of uncommonly known information about the miniatures. Namely that they
were, to put it scientifically, dropped. On the floor. One model in
particular, in fact. On the eve of principal robot photography. If you
look closely at the jet-packs on the robots you will see one that is
obviously repaired with super glue and lots of cursing. And now I pass
this information along to you, dear readers. Laugh along with me at the
high-school-play-ishness of this film. And yet it so nearly struck oil
at the box office. Instead it struck the septic tank.
The Robots are
equipped with the kinds of weapons that one would expect to see on
giant dueling robots.
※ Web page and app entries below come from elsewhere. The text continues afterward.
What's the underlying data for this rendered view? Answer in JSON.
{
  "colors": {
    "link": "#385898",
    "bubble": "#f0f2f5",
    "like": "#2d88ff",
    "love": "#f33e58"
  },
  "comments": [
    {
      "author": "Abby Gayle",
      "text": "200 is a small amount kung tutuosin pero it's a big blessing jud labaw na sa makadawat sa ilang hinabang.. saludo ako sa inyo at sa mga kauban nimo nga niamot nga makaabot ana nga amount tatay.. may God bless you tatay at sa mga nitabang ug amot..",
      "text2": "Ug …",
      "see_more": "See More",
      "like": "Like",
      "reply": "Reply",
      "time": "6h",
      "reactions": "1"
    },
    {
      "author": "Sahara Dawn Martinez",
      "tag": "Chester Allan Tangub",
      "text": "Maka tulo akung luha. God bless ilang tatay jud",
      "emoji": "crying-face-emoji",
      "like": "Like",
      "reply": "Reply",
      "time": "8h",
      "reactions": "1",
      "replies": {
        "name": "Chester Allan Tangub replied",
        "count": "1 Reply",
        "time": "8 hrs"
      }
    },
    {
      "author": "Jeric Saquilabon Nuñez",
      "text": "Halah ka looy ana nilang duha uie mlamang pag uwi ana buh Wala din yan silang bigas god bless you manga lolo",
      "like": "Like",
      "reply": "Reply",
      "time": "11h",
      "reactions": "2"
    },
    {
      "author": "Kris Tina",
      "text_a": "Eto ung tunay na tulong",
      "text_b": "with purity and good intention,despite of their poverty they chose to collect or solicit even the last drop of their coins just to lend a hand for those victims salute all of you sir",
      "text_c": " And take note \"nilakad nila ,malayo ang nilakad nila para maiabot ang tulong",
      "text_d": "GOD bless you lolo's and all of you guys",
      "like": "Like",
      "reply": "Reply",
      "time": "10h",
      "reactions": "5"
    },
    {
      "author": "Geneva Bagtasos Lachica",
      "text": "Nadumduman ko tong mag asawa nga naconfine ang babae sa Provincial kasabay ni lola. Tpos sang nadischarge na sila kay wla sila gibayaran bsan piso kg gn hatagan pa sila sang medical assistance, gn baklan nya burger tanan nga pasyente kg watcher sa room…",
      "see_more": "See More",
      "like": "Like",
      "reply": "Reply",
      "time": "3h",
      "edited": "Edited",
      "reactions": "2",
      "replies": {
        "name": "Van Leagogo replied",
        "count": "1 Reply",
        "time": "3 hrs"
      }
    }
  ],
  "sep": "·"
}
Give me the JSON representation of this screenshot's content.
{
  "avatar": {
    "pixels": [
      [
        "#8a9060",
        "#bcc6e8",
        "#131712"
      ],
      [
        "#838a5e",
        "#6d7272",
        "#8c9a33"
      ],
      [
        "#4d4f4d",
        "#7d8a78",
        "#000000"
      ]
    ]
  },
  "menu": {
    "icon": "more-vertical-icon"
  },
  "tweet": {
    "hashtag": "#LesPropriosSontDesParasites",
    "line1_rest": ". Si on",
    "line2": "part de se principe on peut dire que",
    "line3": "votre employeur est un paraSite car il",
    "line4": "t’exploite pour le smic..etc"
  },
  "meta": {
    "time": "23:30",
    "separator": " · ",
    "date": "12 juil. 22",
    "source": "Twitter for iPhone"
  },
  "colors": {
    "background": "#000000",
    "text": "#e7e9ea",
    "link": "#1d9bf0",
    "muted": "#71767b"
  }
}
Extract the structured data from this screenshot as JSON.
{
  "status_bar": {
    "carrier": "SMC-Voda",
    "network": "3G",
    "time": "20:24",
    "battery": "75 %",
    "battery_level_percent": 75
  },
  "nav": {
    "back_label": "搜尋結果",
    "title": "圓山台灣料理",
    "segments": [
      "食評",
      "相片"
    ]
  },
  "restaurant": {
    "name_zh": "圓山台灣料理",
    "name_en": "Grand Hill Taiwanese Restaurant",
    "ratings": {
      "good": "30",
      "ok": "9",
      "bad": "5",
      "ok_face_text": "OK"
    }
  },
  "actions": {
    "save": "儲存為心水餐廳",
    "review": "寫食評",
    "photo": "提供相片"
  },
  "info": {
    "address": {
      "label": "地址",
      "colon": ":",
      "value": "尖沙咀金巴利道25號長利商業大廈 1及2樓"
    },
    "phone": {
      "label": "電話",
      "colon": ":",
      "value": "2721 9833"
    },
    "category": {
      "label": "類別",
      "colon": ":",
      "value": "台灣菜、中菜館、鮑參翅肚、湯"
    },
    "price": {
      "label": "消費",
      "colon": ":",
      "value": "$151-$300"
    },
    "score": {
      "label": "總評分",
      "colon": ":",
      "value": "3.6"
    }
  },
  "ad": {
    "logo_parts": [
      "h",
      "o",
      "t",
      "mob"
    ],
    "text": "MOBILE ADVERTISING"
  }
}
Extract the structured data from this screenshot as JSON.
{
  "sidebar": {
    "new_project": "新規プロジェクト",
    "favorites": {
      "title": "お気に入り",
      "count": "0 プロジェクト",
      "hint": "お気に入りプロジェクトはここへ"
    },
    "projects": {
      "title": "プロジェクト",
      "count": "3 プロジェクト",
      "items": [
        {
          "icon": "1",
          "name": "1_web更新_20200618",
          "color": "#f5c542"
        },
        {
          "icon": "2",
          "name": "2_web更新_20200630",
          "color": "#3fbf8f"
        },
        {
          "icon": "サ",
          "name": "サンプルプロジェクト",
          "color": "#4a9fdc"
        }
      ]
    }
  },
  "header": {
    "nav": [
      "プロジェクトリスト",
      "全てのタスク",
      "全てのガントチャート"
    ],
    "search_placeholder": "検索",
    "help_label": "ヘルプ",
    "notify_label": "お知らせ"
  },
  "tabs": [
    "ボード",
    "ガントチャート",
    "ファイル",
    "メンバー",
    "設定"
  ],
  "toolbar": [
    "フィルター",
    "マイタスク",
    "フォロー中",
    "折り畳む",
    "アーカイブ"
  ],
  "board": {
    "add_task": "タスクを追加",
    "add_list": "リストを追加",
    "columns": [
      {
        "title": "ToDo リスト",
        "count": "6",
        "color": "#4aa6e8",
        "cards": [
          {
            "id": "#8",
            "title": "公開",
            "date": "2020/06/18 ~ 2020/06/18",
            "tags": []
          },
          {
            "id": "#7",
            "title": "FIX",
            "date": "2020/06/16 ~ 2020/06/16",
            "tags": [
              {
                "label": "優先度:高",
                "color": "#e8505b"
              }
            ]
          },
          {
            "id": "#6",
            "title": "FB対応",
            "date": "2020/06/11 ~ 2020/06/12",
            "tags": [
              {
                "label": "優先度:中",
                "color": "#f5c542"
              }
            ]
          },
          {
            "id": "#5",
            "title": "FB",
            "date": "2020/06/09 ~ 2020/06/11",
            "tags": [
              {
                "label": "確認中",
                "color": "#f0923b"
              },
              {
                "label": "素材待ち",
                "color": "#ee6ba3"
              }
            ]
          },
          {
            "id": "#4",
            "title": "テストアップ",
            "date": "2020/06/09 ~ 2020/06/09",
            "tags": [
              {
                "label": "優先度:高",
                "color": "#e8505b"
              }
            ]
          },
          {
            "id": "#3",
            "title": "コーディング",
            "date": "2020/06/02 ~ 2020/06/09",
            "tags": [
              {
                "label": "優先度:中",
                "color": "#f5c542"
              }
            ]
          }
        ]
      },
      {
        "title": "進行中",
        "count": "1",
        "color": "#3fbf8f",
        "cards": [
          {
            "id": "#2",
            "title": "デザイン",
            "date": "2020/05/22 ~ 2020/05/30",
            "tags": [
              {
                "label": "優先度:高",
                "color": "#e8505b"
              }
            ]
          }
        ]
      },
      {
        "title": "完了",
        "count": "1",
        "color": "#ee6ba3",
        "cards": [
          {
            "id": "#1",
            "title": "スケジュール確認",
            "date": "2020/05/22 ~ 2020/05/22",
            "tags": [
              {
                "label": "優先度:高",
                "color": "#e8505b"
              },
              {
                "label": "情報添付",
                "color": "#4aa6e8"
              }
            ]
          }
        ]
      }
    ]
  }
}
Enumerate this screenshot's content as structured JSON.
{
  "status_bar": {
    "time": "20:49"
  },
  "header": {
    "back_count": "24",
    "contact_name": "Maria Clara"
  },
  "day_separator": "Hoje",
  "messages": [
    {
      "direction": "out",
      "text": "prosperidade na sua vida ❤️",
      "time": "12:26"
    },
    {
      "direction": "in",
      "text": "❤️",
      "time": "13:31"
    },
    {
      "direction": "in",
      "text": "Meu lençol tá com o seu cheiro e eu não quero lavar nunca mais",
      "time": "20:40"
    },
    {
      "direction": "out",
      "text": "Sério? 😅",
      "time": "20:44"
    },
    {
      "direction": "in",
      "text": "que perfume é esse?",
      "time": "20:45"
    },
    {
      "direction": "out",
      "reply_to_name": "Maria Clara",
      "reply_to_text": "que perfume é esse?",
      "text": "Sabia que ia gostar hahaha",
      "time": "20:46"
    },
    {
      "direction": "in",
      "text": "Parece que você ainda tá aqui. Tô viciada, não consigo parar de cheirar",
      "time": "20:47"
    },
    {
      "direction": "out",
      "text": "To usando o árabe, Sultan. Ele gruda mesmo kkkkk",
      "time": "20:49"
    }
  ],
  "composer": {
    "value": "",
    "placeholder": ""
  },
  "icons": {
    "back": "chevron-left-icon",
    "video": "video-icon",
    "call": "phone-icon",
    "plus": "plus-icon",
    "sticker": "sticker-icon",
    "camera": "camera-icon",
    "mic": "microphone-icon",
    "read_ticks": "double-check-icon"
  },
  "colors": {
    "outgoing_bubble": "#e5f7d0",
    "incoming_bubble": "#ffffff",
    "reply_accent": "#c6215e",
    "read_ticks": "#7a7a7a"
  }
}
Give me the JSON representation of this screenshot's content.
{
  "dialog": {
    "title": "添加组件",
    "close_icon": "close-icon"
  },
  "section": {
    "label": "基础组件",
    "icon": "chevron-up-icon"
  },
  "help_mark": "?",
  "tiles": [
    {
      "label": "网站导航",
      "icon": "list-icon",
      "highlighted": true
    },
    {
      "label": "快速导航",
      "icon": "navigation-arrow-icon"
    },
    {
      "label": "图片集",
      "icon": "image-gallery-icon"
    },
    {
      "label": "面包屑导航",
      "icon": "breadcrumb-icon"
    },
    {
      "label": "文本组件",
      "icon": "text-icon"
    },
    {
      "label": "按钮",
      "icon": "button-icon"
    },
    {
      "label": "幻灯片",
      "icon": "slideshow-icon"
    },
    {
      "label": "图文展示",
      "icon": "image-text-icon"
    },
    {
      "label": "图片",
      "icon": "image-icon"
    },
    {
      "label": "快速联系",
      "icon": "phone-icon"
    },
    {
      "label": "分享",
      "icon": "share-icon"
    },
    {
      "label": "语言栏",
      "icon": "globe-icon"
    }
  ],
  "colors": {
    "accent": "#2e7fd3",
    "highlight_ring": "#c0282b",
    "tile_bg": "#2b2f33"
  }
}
All the standard weapons are there; flamethrower,
laser, giant rope-saw, rocket propelled boxing glove (no, really). This
movie takes us into the behind the scenes and gives us not only a peek
into the cockpit of the giant bots, but also into the command center
where a team of robot experts gives advice to the “jock” both over his
radio and on the heads-up display inside the cockpit. A lot of thought
obviously went into conveying how teamwork is essential in the war of
the future, and also that the military of the future will employ the
same 6 button flight simulator joystick that came bundled with my old
Nothing, that I can
see, is wrong with this movie. I really thought it was a gas. You
probably will too. And it is available on DVD directly from Ebay,
complete with barely any special features. Maybe the production
company couldn’t afford to put any on here! (There is no way to express
my evil laugh via text; suffice it to say it would make your beer
curdle, or your vodka taste like blood.) So see it. Buy it on
DVD. Or rent it from Blockbuster and “misplace it” and pay the 9 dollar
replacement fee. That’s the cool thing to do these days anyway.
Also reviewed at: Cold Fusion
for availability on Amazon (VHS)
Check for availability on Amazon (Blu-Ray)
for availability on Amazon (DVD)
See also: Godzilla Vs. King
Ghidora, King Kong Escapes, Star Kid